Recursive FTP Searching

As a penetration tester, tips and tricks for automation and making the best use of your time are important as you have an allotted amount of time to perform an assessment, unlike an attacker in the real world. During a test, it is not uncommon to find an FTP server. Whether it is accessible anonymously or you have successfully guessed some credentials, sometimes the plethora files encountered may be a bit overwhelming. In testing some of our clients, we’ve seen servers with millions of files containing terabytes of data. Clearly searching the data manually wouldn’t be a wise use of time. Just like file share and database pillaging, keyword searches would be nice to do. Whether you are looking for social security numbers, credit card numbers, usernames, or passwords, automation is required.

 

When searching online for methods to recursive search FTP servers, many forum posts were encountered looking for a solution with many mixed replies. Overall, many solutions were incorrect, impractical, required time and effort for coding, etc. After several solutions being testing, our preferred method was the use of a sophisticated file transfer program called “lftp” (http://lftp.yar.ru/). Besides just FTP, the program also supports FTPS, HTTP, HTTPS, HFTP, FISH, and SFTP. It is included in most main repositories and is easily installed using a package manager. For Kali, the install is pretty straight forward as seen below:

root@kali:~# apt-get install lftp

Reading package lists... Done

Building dependency tree

Reading state information... Done

The following NEW packages will be installed:

lftp

0 upgraded, 1 newly installed, 0 to remove and 0 not upgraded.

Need to get 0 B/715 kB of archives.

After this operation, 1,602 kB of additional disk space will be used.

Selecting previously unselected package lftp.

(Reading database ... 345452 files and directories currently installed.)

Unpacking lftp (from .../lftp_4.3.6-1+deb7u2_i386.deb) ...

Processing triggers for man-db ...

Setting up lftp (4.3.6-1+deb7u2) ...

root@kali:~#

After installation, the program is used just like FTP and the command we are interested after connecting (and maybe logging in) is “find”. From the man page, we see it performs a recursive directory listing.

After installation, the program is used just like FTP and the command we are interested after connecting (and maybe logging in) is “find”. From the man page, we see it performs a recursive directory listing.

find [OPTS] directory... 
List files in the directory (current directory by default) recursively. This can help with servers lacking ls -R support. You can redirect output of this command.

For our example, we will use the National Institutes of Health FTP server located at ftp://ftp.ncbi.nlm.nih.gov/ that was picked out of the first page of Google results. To connect, we simply use: lftp ftp.ncbi.nlm.nih.gov

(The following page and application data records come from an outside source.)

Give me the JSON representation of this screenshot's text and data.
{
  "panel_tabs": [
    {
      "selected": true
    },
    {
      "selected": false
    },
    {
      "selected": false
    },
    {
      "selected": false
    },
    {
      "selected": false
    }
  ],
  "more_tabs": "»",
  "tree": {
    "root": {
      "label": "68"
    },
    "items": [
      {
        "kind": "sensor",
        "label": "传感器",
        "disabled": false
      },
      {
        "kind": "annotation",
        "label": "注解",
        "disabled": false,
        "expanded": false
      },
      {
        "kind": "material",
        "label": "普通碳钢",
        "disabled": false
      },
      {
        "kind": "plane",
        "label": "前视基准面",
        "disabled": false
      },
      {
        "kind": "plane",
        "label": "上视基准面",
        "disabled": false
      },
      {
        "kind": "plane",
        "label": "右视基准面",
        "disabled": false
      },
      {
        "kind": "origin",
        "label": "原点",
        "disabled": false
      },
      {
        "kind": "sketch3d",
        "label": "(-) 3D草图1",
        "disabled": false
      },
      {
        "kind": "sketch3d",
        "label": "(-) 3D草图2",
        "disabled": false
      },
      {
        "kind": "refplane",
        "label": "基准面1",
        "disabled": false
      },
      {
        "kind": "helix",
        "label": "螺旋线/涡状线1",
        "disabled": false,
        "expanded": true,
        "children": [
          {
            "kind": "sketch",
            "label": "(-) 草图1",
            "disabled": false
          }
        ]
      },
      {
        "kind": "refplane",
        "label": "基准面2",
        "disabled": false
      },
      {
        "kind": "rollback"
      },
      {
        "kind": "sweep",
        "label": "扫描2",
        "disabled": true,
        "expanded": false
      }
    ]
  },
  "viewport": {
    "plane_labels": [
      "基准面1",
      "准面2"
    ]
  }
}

After we are connected, let’s say that we are interested in looking for .txt or .sh files in the /toolbox/ncbi_tools/converters/ directory. From here we simply navigate to the directory (using cd) and then issue the find command and can pipe it to grep to find what we’d like:

lftp ftp.ncbi.nlm.nih.gov:/toolbox/ncbi_tools/converters> find | grep .txt

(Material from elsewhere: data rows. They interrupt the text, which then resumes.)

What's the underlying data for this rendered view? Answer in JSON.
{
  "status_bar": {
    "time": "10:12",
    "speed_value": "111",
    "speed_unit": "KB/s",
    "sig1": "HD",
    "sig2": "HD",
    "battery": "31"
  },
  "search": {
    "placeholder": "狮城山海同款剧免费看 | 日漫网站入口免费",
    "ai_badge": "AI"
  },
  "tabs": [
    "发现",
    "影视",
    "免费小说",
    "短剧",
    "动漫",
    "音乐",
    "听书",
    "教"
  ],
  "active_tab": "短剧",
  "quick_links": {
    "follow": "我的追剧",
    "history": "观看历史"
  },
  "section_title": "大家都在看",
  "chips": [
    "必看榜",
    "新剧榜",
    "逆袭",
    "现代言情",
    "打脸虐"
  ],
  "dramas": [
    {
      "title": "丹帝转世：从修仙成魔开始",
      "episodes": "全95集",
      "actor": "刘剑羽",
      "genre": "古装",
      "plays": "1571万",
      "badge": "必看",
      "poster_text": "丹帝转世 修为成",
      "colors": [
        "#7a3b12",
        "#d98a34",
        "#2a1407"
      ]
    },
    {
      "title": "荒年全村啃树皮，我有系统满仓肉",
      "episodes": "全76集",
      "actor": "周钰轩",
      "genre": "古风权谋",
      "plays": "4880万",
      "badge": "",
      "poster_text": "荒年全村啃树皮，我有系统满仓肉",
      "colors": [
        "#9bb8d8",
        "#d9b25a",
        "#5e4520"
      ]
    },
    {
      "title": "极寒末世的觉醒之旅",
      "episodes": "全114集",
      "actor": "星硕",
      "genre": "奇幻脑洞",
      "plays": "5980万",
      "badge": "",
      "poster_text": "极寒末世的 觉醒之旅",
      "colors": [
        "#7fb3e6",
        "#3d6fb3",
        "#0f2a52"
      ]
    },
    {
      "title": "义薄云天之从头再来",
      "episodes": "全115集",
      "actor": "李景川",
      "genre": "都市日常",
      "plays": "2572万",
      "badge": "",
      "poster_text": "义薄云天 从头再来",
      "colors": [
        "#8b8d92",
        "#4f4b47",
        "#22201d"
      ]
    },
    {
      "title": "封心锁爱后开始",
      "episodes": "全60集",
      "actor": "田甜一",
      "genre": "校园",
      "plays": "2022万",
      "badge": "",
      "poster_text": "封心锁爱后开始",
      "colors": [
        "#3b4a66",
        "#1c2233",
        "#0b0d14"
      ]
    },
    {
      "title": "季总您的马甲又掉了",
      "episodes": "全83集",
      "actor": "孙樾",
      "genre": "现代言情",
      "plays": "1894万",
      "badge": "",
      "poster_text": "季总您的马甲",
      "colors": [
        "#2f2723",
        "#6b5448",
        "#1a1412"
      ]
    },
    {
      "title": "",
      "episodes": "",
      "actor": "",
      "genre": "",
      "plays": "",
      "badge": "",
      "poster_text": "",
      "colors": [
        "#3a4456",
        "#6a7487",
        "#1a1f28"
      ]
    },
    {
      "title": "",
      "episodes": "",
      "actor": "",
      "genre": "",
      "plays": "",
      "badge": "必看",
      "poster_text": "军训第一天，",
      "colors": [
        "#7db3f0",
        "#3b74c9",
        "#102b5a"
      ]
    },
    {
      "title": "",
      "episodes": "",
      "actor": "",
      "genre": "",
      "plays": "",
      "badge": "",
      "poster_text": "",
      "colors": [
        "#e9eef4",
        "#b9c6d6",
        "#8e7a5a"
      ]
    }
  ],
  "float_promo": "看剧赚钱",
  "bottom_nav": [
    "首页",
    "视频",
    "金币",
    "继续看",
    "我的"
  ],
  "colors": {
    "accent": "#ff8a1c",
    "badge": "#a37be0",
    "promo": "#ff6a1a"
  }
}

./data/country_lat_lon.txt
./data/ecnum_ambiguous.txt
./data/ecnum_deleted.txt
./data/ecnum_replaced.txt
./data/ecnum_specific.txt
./data/institution_codes.txt
./data/lat_lon_country.txt
./data/lat_lon_island.txt
./data/lat_lon_water.txt
./data/lineages.txt
./data/taxlist.txt
./documentation/asn2gb.txt
./documentation/gene2xml.txt
./documentation/tbl2asn.txt
lftp ftp.ncbi.nlm.nih.gov:/toolbox/ncbi_tools/converters> find | grep .sh
./scripts/rast2sqn.sh
./scripts/rastbatch.sh
lftp ftp.ncbi.nlm.nih.gov:/toolbox/ncbi_tools/converters>

If we simply issue the find command, it will list all files recursively. Although lftp changes each directory recursively, it may be somewhat time consuming (but still much faster than manually doing it) if there are a large number of directories.

Another solution could be to use wget’s spider option:

wget -r -nv --spider ftp://ftp.ncbi.nlm.nih.gov/toolbox/ncbi_tools/converters/

This option is much slower as it makes a new connection for each file that is encountered rather than each directory.

We’ve found everything from configuration files to complete disk images that have aided us in our testing efforts. With the recursive use of lftp, we’ve saved quite a bit of time during our tests and hope that it may help you be more productive with your work as well.

This blog post was written by Scott White (@s4squatch ) of TrustedSec.

David Kennedy

Author: David Kennedy

Security expert, keynote speaker, avid gamer and the go-to for protecting companies from threats.